“Include an array of content types, such as infographics, images, videos, articles, e-books, guides, and podcasts.” – Matthew Collis
Content Curation Tools Worth Checking Out
Nuzzel – Wonder what content is trending in your network? Nuzzel is a tool that gathers data from those around you to uncover what links they’re sharing and find interesting.
Scoop It – Scoop.it allows users to find relevant content to share on your social media channels using content that has been hand-curated by others.
Crate – Instead of spending hours digging and hunting for content worth sharing, Crate does the digging for you. Upload a few usernames, keywords or websites and Crate will pull in the best content for you to share.
Topsy – Want to find articles fast? Topsy is like a social media search engine that gathers and recommends articles for you to read or share within seconds. Simply type in what you’re looking for and it will scan the web to deliver results.
Here are a few other content curation tools worth leveraging.
Tools For Sharing Great Content
Hootsuite – Hootsuite is a social media management platform that allows you to manage multiple accounts within your browser. Using this platform you can schedule content in advance and engage with others all within one place.
Buffer – Buffer is one of my favorite tools for content curation as it allows you to schedule your content based on the likelihood of your articles being clicked. In addition, Buffer offers you the ability to add a content to your queue using a browser extension. Simple and awesome all wrapped into one.
Now Over To You…
It’s time to put these content curation tactics into action.
Now that you have an understanding of all the different options for content curation, it’s time to curate.
Pick a channel that is more likely to be adopted by your audience and start laying the foundation for the beginning of your community. From there, make a commitment to finding quality content on a regular basis and delivering that content in a way that is easy to digest.

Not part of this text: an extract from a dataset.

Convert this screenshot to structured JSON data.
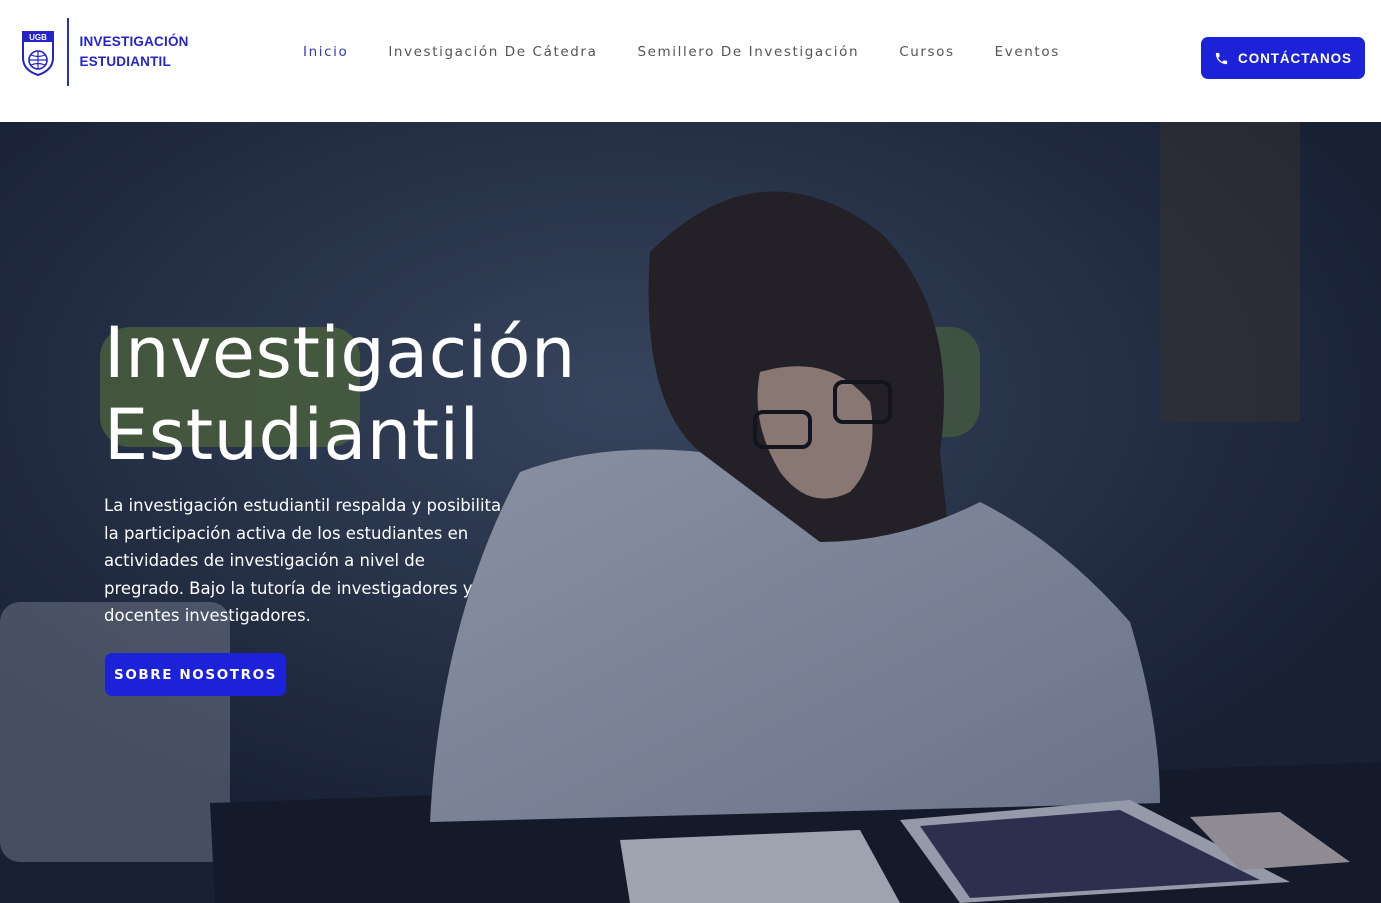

To make this process simple and to the point, I’ve created a checklist that you can use: